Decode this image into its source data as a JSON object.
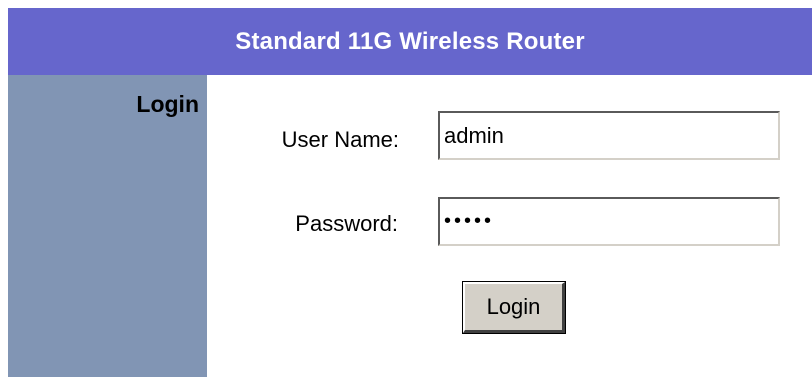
{
  "header": {
    "title": "Standard 11G Wireless Router"
  },
  "sidebar": {
    "title": "Login"
  },
  "form": {
    "username_label": "User Name:",
    "username_value": "admin",
    "password_label": "Password:",
    "password_value": "•••••",
    "login_button_label": "Login"
  },
  "colors": {
    "header_bg": "#6666cc",
    "sidebar_bg": "#8195b4"
  }
}
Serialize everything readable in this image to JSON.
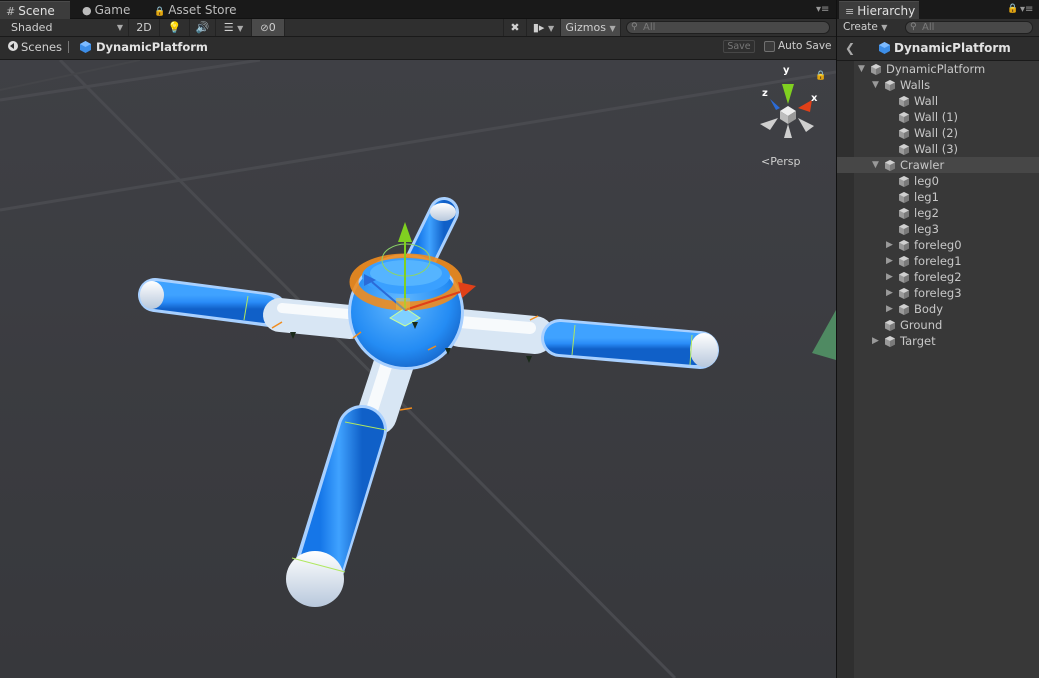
{
  "tabs": {
    "scene": "Scene",
    "game": "Game",
    "asset_store": "Asset Store",
    "hierarchy": "Hierarchy"
  },
  "scene_toolbar": {
    "shading": "Shaded",
    "mode_2d": "2D",
    "hidden_count": "0",
    "gizmos": "Gizmos",
    "search_placeholder": "All"
  },
  "breadcrumb": {
    "scenes": "Scenes",
    "current": "DynamicPlatform",
    "save": "Save",
    "auto_save": "Auto Save"
  },
  "viewport": {
    "projection": "Persp",
    "axis_x": "x",
    "axis_y": "y",
    "axis_z": "z"
  },
  "hierarchy": {
    "create": "Create",
    "search_placeholder": "All",
    "header_title": "DynamicPlatform",
    "items": [
      {
        "label": "DynamicPlatform",
        "expand": "open"
      },
      {
        "label": "Walls",
        "expand": "open"
      },
      {
        "label": "Wall",
        "expand": "none"
      },
      {
        "label": "Wall (1)",
        "expand": "none"
      },
      {
        "label": "Wall (2)",
        "expand": "none"
      },
      {
        "label": "Wall (3)",
        "expand": "none"
      },
      {
        "label": "Crawler",
        "expand": "open",
        "selected": true
      },
      {
        "label": "leg0",
        "expand": "none"
      },
      {
        "label": "leg1",
        "expand": "none"
      },
      {
        "label": "leg2",
        "expand": "none"
      },
      {
        "label": "leg3",
        "expand": "none"
      },
      {
        "label": "foreleg0",
        "expand": "closed"
      },
      {
        "label": "foreleg1",
        "expand": "closed"
      },
      {
        "label": "foreleg2",
        "expand": "closed"
      },
      {
        "label": "foreleg3",
        "expand": "closed"
      },
      {
        "label": "Body",
        "expand": "closed"
      },
      {
        "label": "Ground",
        "expand": "none"
      },
      {
        "label": "Target",
        "expand": "closed"
      }
    ]
  },
  "colors": {
    "selection_blue": "#1e8cff",
    "outline_orange": "#f08c1e",
    "axis_x": "#e04018",
    "axis_y": "#80d020",
    "axis_z": "#2b6bd8"
  }
}
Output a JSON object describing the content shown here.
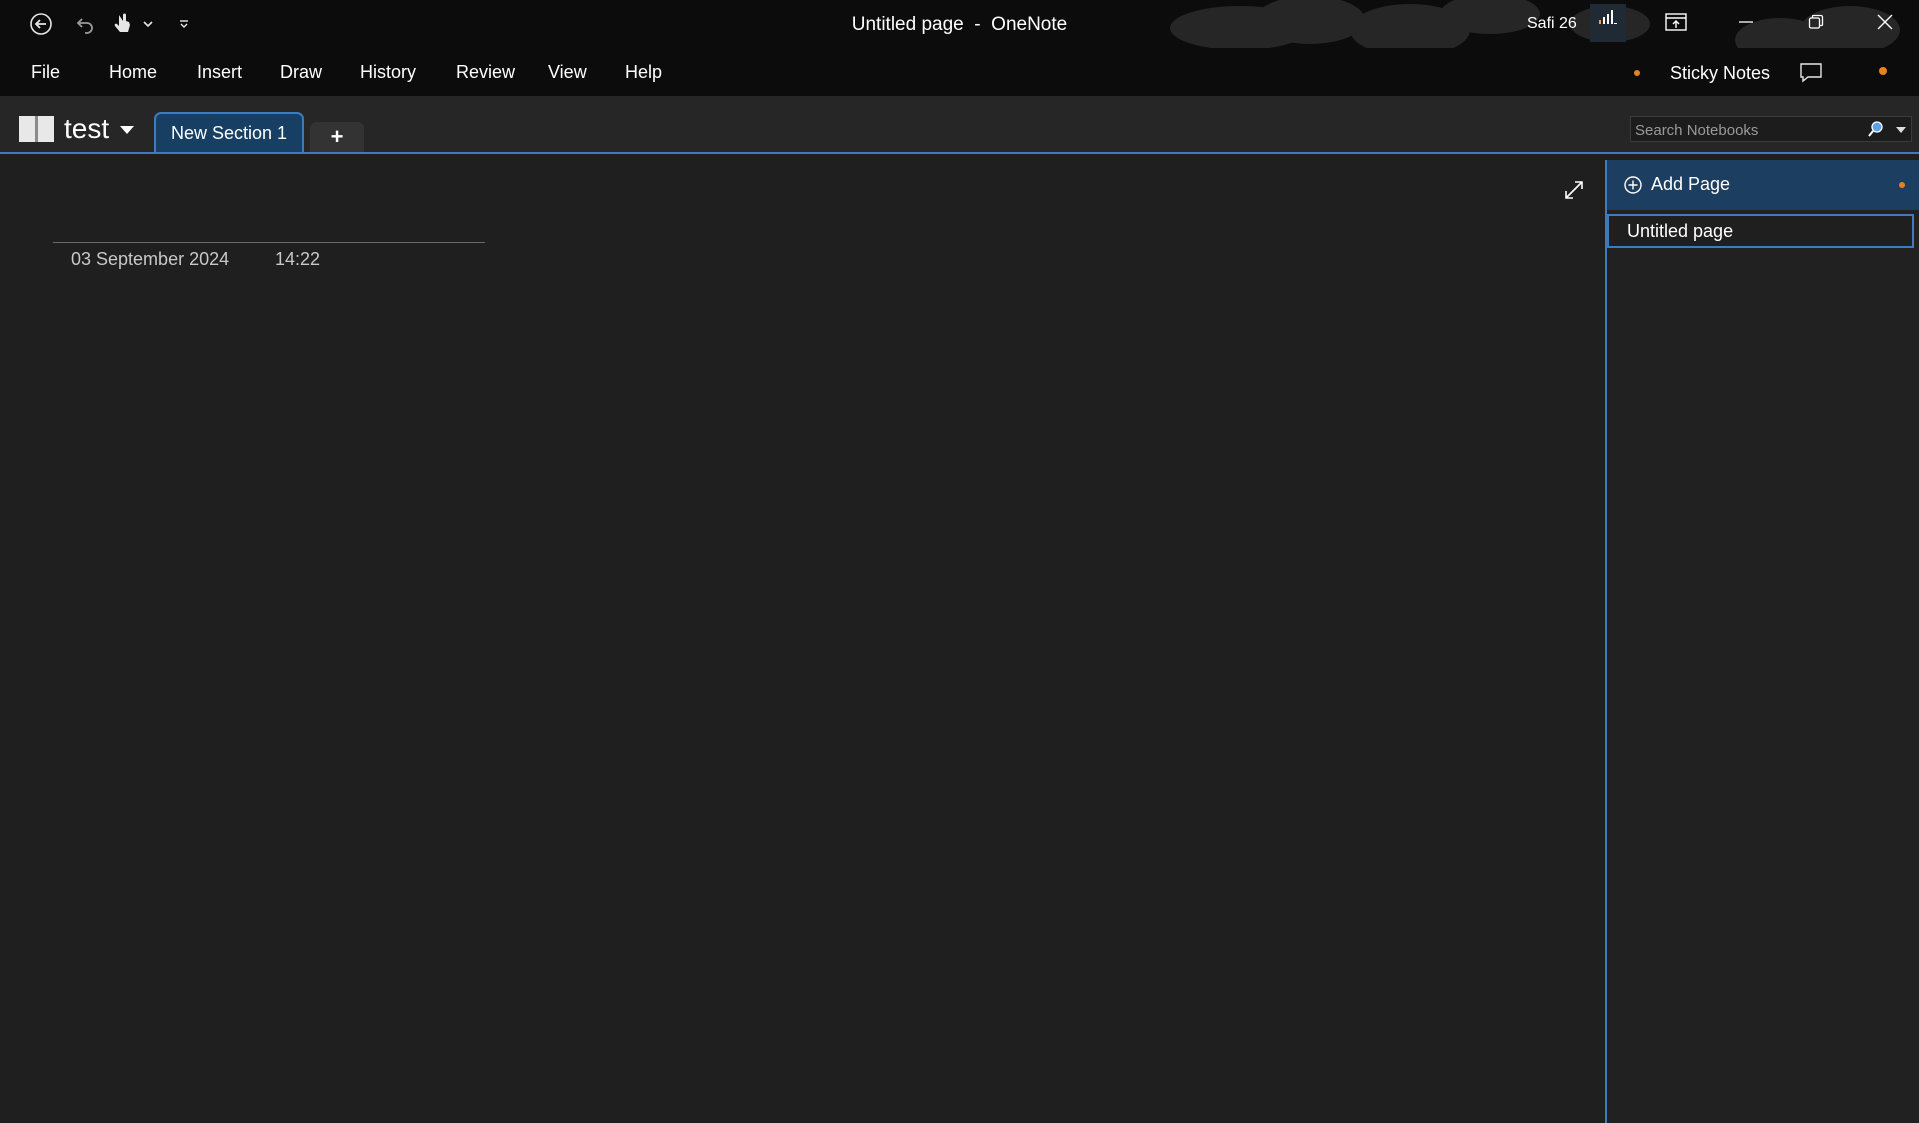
{
  "window": {
    "title": "Untitled page  -  OneNote",
    "user_name": "Safi 26"
  },
  "menu": {
    "items": [
      "File",
      "Home",
      "Insert",
      "Draw",
      "History",
      "Review",
      "View",
      "Help"
    ],
    "sticky_notes": "Sticky Notes"
  },
  "notebook": {
    "name": "test",
    "section_tab": "New Section 1",
    "add_section": "+"
  },
  "search": {
    "placeholder": "Search Notebooks"
  },
  "page": {
    "date": "03 September 2024",
    "time": "14:22"
  },
  "page_panel": {
    "add_page_label": "Add Page",
    "pages": [
      "Untitled page"
    ]
  },
  "colors": {
    "accent_blue": "#3d7bbf",
    "tab_fill": "#173e63",
    "notification_dot": "#e8831c"
  }
}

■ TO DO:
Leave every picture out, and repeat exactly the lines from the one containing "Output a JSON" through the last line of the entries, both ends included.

■ EXERCISE OUTPUT:
Output a JSON object describing the content shown here.
{
  "window": {
    "title": "Untitled page  -  OneNote",
    "user_name": "Safi 26"
  },
  "menu": {
    "items": [
      "File",
      "Home",
      "Insert",
      "Draw",
      "History",
      "Review",
      "View",
      "Help"
    ],
    "sticky_notes": "Sticky Notes"
  },
  "notebook": {
    "name": "test",
    "section_tab": "New Section 1",
    "add_section": "+"
  },
  "search": {
    "placeholder": "Search Notebooks"
  },
  "page": {
    "date": "03 September 2024",
    "time": "14:22"
  },
  "page_panel": {
    "add_page_label": "Add Page",
    "pages": [
      "Untitled page"
    ]
  },
  "colors": {
    "accent_blue": "#3d7bbf",
    "tab_fill": "#173e63",
    "notification_dot": "#e8831c"
  }
}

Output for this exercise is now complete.